_The task:_ In the entries below, filter for the word "SoftDownload" and copy every matching line.

[Dataset excerpts — start]

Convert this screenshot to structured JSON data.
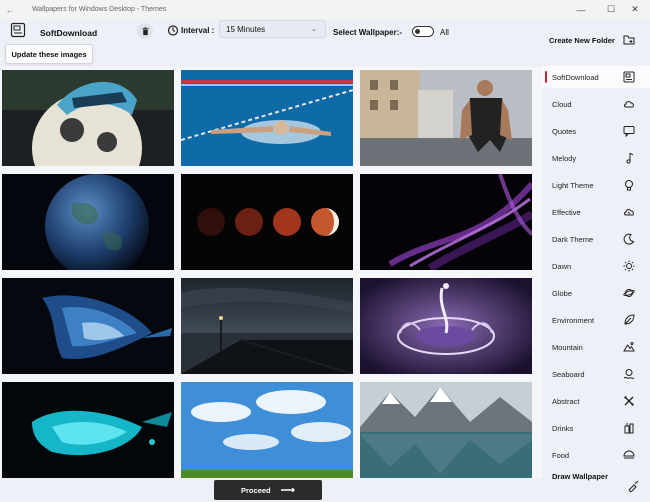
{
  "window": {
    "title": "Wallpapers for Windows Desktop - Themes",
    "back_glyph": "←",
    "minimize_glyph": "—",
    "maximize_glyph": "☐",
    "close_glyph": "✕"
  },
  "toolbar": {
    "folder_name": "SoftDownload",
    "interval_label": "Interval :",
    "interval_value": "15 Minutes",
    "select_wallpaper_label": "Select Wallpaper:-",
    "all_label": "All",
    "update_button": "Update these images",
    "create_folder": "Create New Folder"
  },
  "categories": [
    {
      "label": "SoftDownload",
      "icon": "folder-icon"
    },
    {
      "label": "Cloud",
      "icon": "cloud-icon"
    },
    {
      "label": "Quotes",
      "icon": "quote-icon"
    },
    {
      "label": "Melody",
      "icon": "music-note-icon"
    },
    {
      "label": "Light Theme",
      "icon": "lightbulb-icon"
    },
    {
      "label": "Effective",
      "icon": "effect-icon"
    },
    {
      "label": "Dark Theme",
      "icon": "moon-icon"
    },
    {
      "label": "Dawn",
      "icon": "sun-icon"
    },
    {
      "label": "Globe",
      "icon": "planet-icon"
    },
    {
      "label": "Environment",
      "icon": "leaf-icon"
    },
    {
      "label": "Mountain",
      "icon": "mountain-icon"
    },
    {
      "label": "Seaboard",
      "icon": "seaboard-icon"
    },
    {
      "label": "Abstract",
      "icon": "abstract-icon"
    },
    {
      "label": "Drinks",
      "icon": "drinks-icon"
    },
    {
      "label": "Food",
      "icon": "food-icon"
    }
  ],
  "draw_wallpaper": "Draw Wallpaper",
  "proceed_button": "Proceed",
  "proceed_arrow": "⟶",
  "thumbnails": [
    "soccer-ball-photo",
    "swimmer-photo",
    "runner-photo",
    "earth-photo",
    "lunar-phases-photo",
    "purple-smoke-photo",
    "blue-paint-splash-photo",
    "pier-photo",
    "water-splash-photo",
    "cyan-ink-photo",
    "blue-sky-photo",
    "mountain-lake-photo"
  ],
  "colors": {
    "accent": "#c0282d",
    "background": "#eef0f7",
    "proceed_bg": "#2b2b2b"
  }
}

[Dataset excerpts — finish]

_Answer for this exercise:_
    "folder_name": "SoftDownload",
      "label": "SoftDownload",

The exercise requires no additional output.